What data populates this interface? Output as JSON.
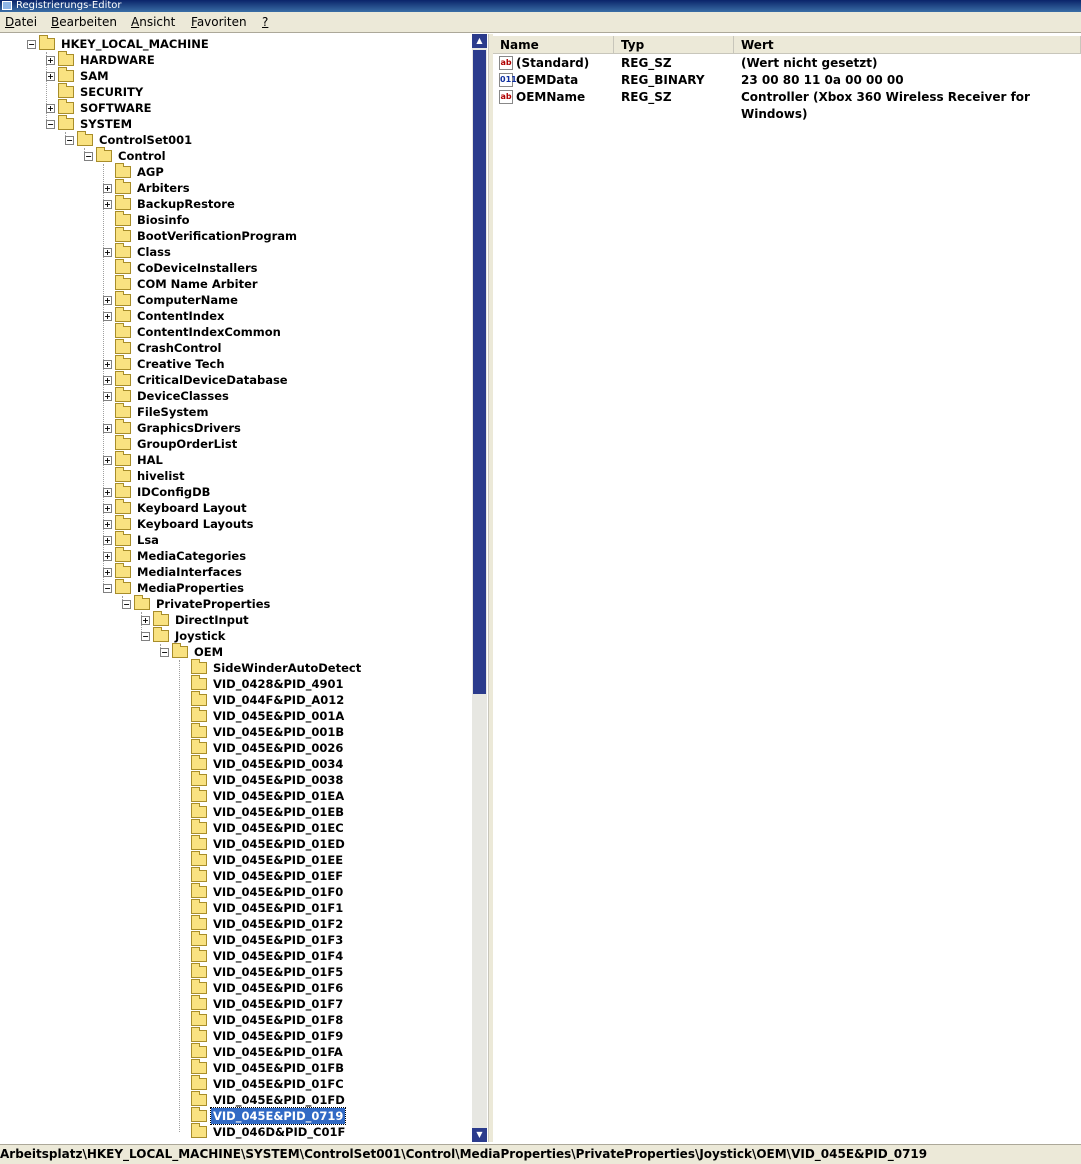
{
  "window": {
    "title": "Registrierungs-Editor"
  },
  "menu": [
    {
      "mnemonic": "D",
      "rest": "atei"
    },
    {
      "mnemonic": "B",
      "rest": "earbeiten"
    },
    {
      "mnemonic": "A",
      "rest": "nsicht"
    },
    {
      "mnemonic": "F",
      "rest": "avoriten"
    },
    {
      "mnemonic": "?",
      "rest": ""
    }
  ],
  "tree": [
    {
      "label": "HKEY_LOCAL_MACHINE",
      "level": 0,
      "exp": "minus"
    },
    {
      "label": "HARDWARE",
      "level": 1,
      "exp": "plus"
    },
    {
      "label": "SAM",
      "level": 1,
      "exp": "plus"
    },
    {
      "label": "SECURITY",
      "level": 1,
      "exp": "none"
    },
    {
      "label": "SOFTWARE",
      "level": 1,
      "exp": "plus"
    },
    {
      "label": "SYSTEM",
      "level": 1,
      "exp": "minus"
    },
    {
      "label": "ControlSet001",
      "level": 2,
      "exp": "minus"
    },
    {
      "label": "Control",
      "level": 3,
      "exp": "minus"
    },
    {
      "label": "AGP",
      "level": 4,
      "exp": "none"
    },
    {
      "label": "Arbiters",
      "level": 4,
      "exp": "plus"
    },
    {
      "label": "BackupRestore",
      "level": 4,
      "exp": "plus"
    },
    {
      "label": "Biosinfo",
      "level": 4,
      "exp": "none"
    },
    {
      "label": "BootVerificationProgram",
      "level": 4,
      "exp": "none"
    },
    {
      "label": "Class",
      "level": 4,
      "exp": "plus"
    },
    {
      "label": "CoDeviceInstallers",
      "level": 4,
      "exp": "none"
    },
    {
      "label": "COM Name Arbiter",
      "level": 4,
      "exp": "none"
    },
    {
      "label": "ComputerName",
      "level": 4,
      "exp": "plus"
    },
    {
      "label": "ContentIndex",
      "level": 4,
      "exp": "plus"
    },
    {
      "label": "ContentIndexCommon",
      "level": 4,
      "exp": "none"
    },
    {
      "label": "CrashControl",
      "level": 4,
      "exp": "none"
    },
    {
      "label": "Creative Tech",
      "level": 4,
      "exp": "plus"
    },
    {
      "label": "CriticalDeviceDatabase",
      "level": 4,
      "exp": "plus"
    },
    {
      "label": "DeviceClasses",
      "level": 4,
      "exp": "plus"
    },
    {
      "label": "FileSystem",
      "level": 4,
      "exp": "none"
    },
    {
      "label": "GraphicsDrivers",
      "level": 4,
      "exp": "plus"
    },
    {
      "label": "GroupOrderList",
      "level": 4,
      "exp": "none"
    },
    {
      "label": "HAL",
      "level": 4,
      "exp": "plus"
    },
    {
      "label": "hivelist",
      "level": 4,
      "exp": "none"
    },
    {
      "label": "IDConfigDB",
      "level": 4,
      "exp": "plus"
    },
    {
      "label": "Keyboard Layout",
      "level": 4,
      "exp": "plus"
    },
    {
      "label": "Keyboard Layouts",
      "level": 4,
      "exp": "plus"
    },
    {
      "label": "Lsa",
      "level": 4,
      "exp": "plus"
    },
    {
      "label": "MediaCategories",
      "level": 4,
      "exp": "plus"
    },
    {
      "label": "MediaInterfaces",
      "level": 4,
      "exp": "plus"
    },
    {
      "label": "MediaProperties",
      "level": 4,
      "exp": "minus"
    },
    {
      "label": "PrivateProperties",
      "level": 5,
      "exp": "minus"
    },
    {
      "label": "DirectInput",
      "level": 6,
      "exp": "plus"
    },
    {
      "label": "Joystick",
      "level": 6,
      "exp": "minus"
    },
    {
      "label": "OEM",
      "level": 7,
      "exp": "minus"
    },
    {
      "label": "SideWinderAutoDetect",
      "level": 8,
      "exp": "none"
    },
    {
      "label": "VID_0428&PID_4901",
      "level": 8,
      "exp": "none"
    },
    {
      "label": "VID_044F&PID_A012",
      "level": 8,
      "exp": "none"
    },
    {
      "label": "VID_045E&PID_001A",
      "level": 8,
      "exp": "none"
    },
    {
      "label": "VID_045E&PID_001B",
      "level": 8,
      "exp": "none"
    },
    {
      "label": "VID_045E&PID_0026",
      "level": 8,
      "exp": "none"
    },
    {
      "label": "VID_045E&PID_0034",
      "level": 8,
      "exp": "none"
    },
    {
      "label": "VID_045E&PID_0038",
      "level": 8,
      "exp": "none"
    },
    {
      "label": "VID_045E&PID_01EA",
      "level": 8,
      "exp": "none"
    },
    {
      "label": "VID_045E&PID_01EB",
      "level": 8,
      "exp": "none"
    },
    {
      "label": "VID_045E&PID_01EC",
      "level": 8,
      "exp": "none"
    },
    {
      "label": "VID_045E&PID_01ED",
      "level": 8,
      "exp": "none"
    },
    {
      "label": "VID_045E&PID_01EE",
      "level": 8,
      "exp": "none"
    },
    {
      "label": "VID_045E&PID_01EF",
      "level": 8,
      "exp": "none"
    },
    {
      "label": "VID_045E&PID_01F0",
      "level": 8,
      "exp": "none"
    },
    {
      "label": "VID_045E&PID_01F1",
      "level": 8,
      "exp": "none"
    },
    {
      "label": "VID_045E&PID_01F2",
      "level": 8,
      "exp": "none"
    },
    {
      "label": "VID_045E&PID_01F3",
      "level": 8,
      "exp": "none"
    },
    {
      "label": "VID_045E&PID_01F4",
      "level": 8,
      "exp": "none"
    },
    {
      "label": "VID_045E&PID_01F5",
      "level": 8,
      "exp": "none"
    },
    {
      "label": "VID_045E&PID_01F6",
      "level": 8,
      "exp": "none"
    },
    {
      "label": "VID_045E&PID_01F7",
      "level": 8,
      "exp": "none"
    },
    {
      "label": "VID_045E&PID_01F8",
      "level": 8,
      "exp": "none"
    },
    {
      "label": "VID_045E&PID_01F9",
      "level": 8,
      "exp": "none"
    },
    {
      "label": "VID_045E&PID_01FA",
      "level": 8,
      "exp": "none"
    },
    {
      "label": "VID_045E&PID_01FB",
      "level": 8,
      "exp": "none"
    },
    {
      "label": "VID_045E&PID_01FC",
      "level": 8,
      "exp": "none"
    },
    {
      "label": "VID_045E&PID_01FD",
      "level": 8,
      "exp": "none"
    },
    {
      "label": "VID_045E&PID_0719",
      "level": 8,
      "exp": "none",
      "selected": true
    },
    {
      "label": "VID_046D&PID_C01F",
      "level": 8,
      "exp": "none"
    }
  ],
  "values_header": {
    "name": "Name",
    "type": "Typ",
    "data": "Wert"
  },
  "values": [
    {
      "icon": "string-value-icon",
      "glyph": "ab",
      "name": "(Standard)",
      "type": "REG_SZ",
      "data": "(Wert nicht gesetzt)"
    },
    {
      "icon": "binary-value-icon",
      "glyph": "011",
      "name": "OEMData",
      "type": "REG_BINARY",
      "data": "23 00 80 11 0a 00 00 00"
    },
    {
      "icon": "string-value-icon",
      "glyph": "ab",
      "name": "OEMName",
      "type": "REG_SZ",
      "data": "Controller (Xbox 360 Wireless Receiver for Windows)"
    }
  ],
  "status": {
    "path": "Arbeitsplatz\\HKEY_LOCAL_MACHINE\\SYSTEM\\ControlSet001\\Control\\MediaProperties\\PrivateProperties\\Joystick\\OEM\\VID_045E&PID_0719"
  },
  "colors": {
    "selection": "#316ac5",
    "titlebar": "#0a246a",
    "scrollbar": "#2b3b8c",
    "folder": "#f9e281"
  }
}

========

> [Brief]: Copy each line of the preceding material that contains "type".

> [Task response]:
    "type": "Typ",
      "type": "REG_SZ",
      "type": "REG_BINARY",
      "type": "REG_SZ",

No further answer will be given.